Yahoo! Sports' NBA analyst Steve Kerr makes his points on the postseason in his playoff notebook.
Detroit 99, Philadelphia 84
The Detroit Pistons are up to their old tricks again, and for Allen Iverson and the Philadelphia 76ers, that's bad news.
The Pistons won the NBA championship last season by playing defense, rebounding and sharing the ball, and that's exactly how they beat the Sixers in Game 2. Detroit's starting guards combined for 43 points and limited Iverson to 7-for-24 shooting, and the Pistons held a 46-35 rebounding edge. When they defend and get good guard scoring, they're almost unbeatable.
The Pistons have done an excellent job of forcing Iverson into tough shots in the first two games, and they haven't had to cheat off of him too much, enabling them to stay with shooters like Kyle Korver and Chris Webber. And because Webber is no longer a low-post threat, the Sixers have become a jump-shooting team. The Pistons eat teams like that alive.
So now the series returns to Philly, and it appears that it will take a miraculous effort from Iverson for the Sixers to win even one game in this series. And even that might not work. Detroit is rolling.
Miami 104, New Jersey 87
If Game 1 was Damon Jones' opportunity to shine, then Game 2 was Alonzo Mourning's chance. The former All-Star center, who joined the Miami Heat for the stretch run after being bought out of his contract in Toronto, was thought of as little more than an insurance policy for Shaquille O'Neal. But Mourning gave Stan Van Gundy much more than that Tuesday as he scored 21 points in just 16 minutes. Zo was a force in the lane, grabbing nine boards, blocking a shot and altering several more as the Heat held New Jersey to 35.9-percent shooting.
The scary thing for the Nets is that in two games Shaq has averaged just 15.5 points. It has been the support players of Miami who have beaten them, along with the brilliant play of Dwyane Wade, of course. The Heat have shown superior depth and defense, and they are wearing the Nets out. Miami has loaded up on Vince Carter, sending help from everywhere on the floor, and Carter's teammates haven't been able to knock down perimeter shots to keep Miami honest.
For New Jersey to win, Carter and Jason Kidd have to be special. That's how the Nets made the playoffs down the stretch – with both men coming up huge. But in Game 2, they combined for just 31 points on 10-for-28 shooting. That's not going to get it done.
Seattle 105, Sacramento 93

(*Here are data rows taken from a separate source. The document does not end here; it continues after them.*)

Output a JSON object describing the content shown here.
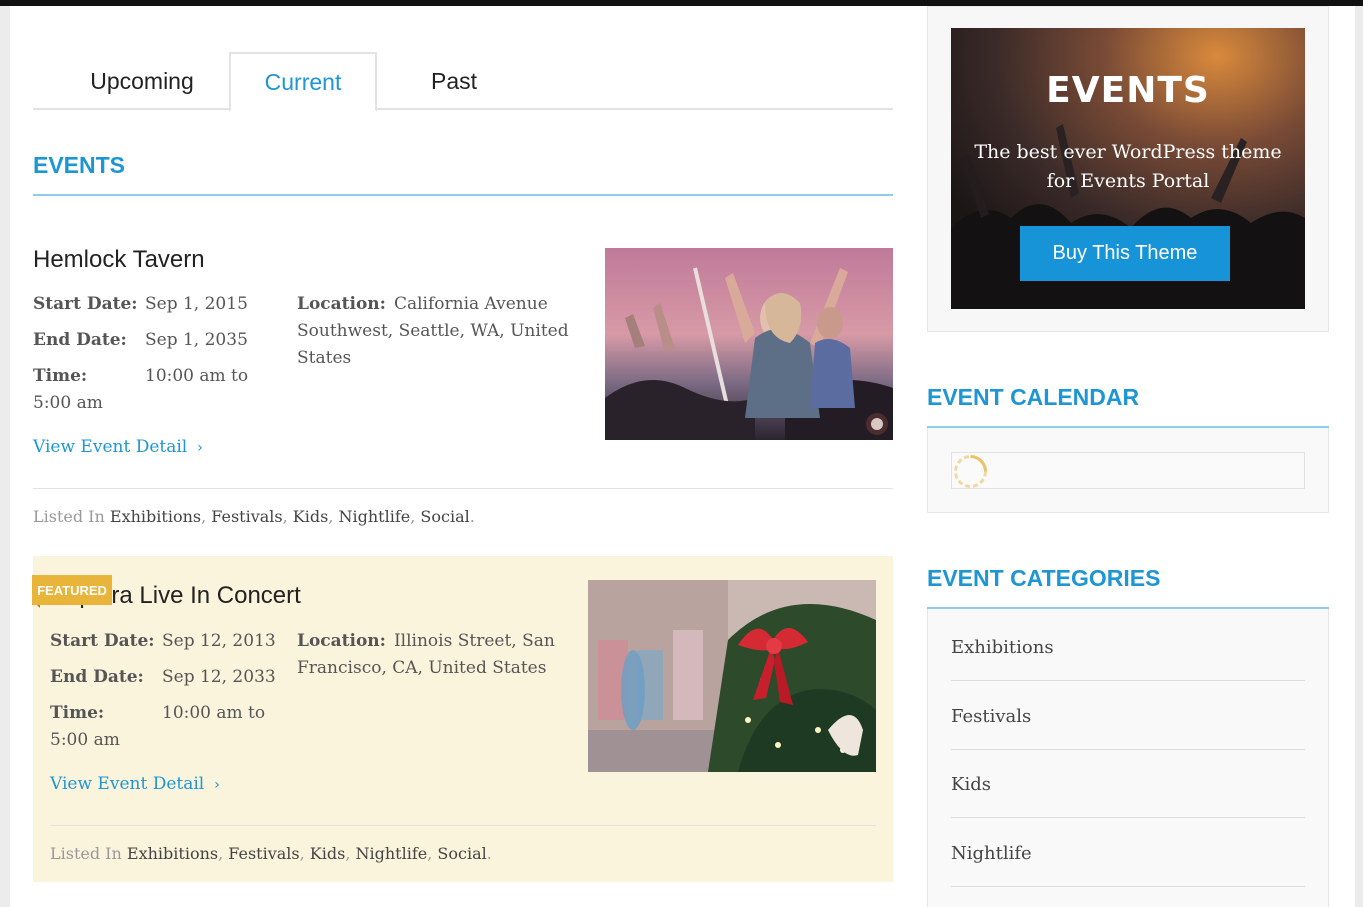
{
  "tabs": [
    {
      "label": "Upcoming"
    },
    {
      "label": "Current"
    },
    {
      "label": "Past"
    }
  ],
  "active_tab": "Current",
  "events_heading": "EVENTS",
  "events": [
    {
      "title": "Hemlock Tavern",
      "start_label": "Start Date:",
      "start": "Sep 1, 2015",
      "end_label": "End Date:",
      "end": "Sep 1, 2035",
      "time_label": "Time:",
      "time_line1": "10:00 am to",
      "time_line2": "5:00 am",
      "location_label": "Location:",
      "location": "California Avenue Southwest, Seattle, WA, United States",
      "detail_link": "View Event Detail",
      "listed_in": "Listed In",
      "categories": [
        "Exhibitions",
        "Festivals",
        "Kids",
        "Nightlife",
        "Social"
      ],
      "featured": false
    },
    {
      "title": "Sephira Live In Concert",
      "start_label": "Start Date:",
      "start": "Sep 12, 2013",
      "end_label": "End Date:",
      "end": "Sep 12, 2033",
      "time_label": "Time:",
      "time_line1": "10:00 am to",
      "time_line2": "5:00 am",
      "location_label": "Location:",
      "location": "Illinois Street, San Francisco, CA, United States",
      "detail_link": "View Event Detail",
      "listed_in": "Listed In",
      "categories": [
        "Exhibitions",
        "Festivals",
        "Kids",
        "Nightlife",
        "Social"
      ],
      "featured": true,
      "featured_label": "FEATURED"
    }
  ],
  "sidebar": {
    "ad": {
      "title": "EVENTS",
      "subtitle_line1": "The best ever WordPress theme",
      "subtitle_line2": "for Events Portal",
      "button": "Buy This Theme"
    },
    "calendar_heading": "EVENT CALENDAR",
    "categories_heading": "EVENT CATEGORIES",
    "categories": [
      "Exhibitions",
      "Festivals",
      "Kids",
      "Nightlife"
    ]
  },
  "colors": {
    "accent": "#1e96d3",
    "featured_bg": "#faf4dc",
    "featured_badge": "#e8b43a",
    "button": "#1793d8"
  }
}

When the Seattle SuperSonics lost eight of 10 games to end the regular season, they weren't able to do what made them Northwest Division champions: Ride Rashard Lewis and Ray Allen, spread the floor and create driving lanes by spotting shooters all over the floor. But as fast as you can say "Jerome James," the Sonics have jumped to a 2-0 lead over the Sacramento Kings.
Seattle hasn't reverted to form with great three-point shooting, but they have found a new weapon in the 7-foot James. Normally a shot blocker and rebounder, James has been dominant in the paint against the smaller Kings, a team that once cut him. Revenge has been sweet for James, as he has averaged 18 points and 12 boards in the first two games of the series.
James' play on the low block has frustrated the Kings because they weren't counting on him to be so dominant. But with James scoring and Allen lighting it up from the outside, the Sonics are rolling and in control of the series. With that said, all they have done is "hold serve." Sacramento can win two games at Arco Arena and make things interesting. But it'll have to stop James to do it.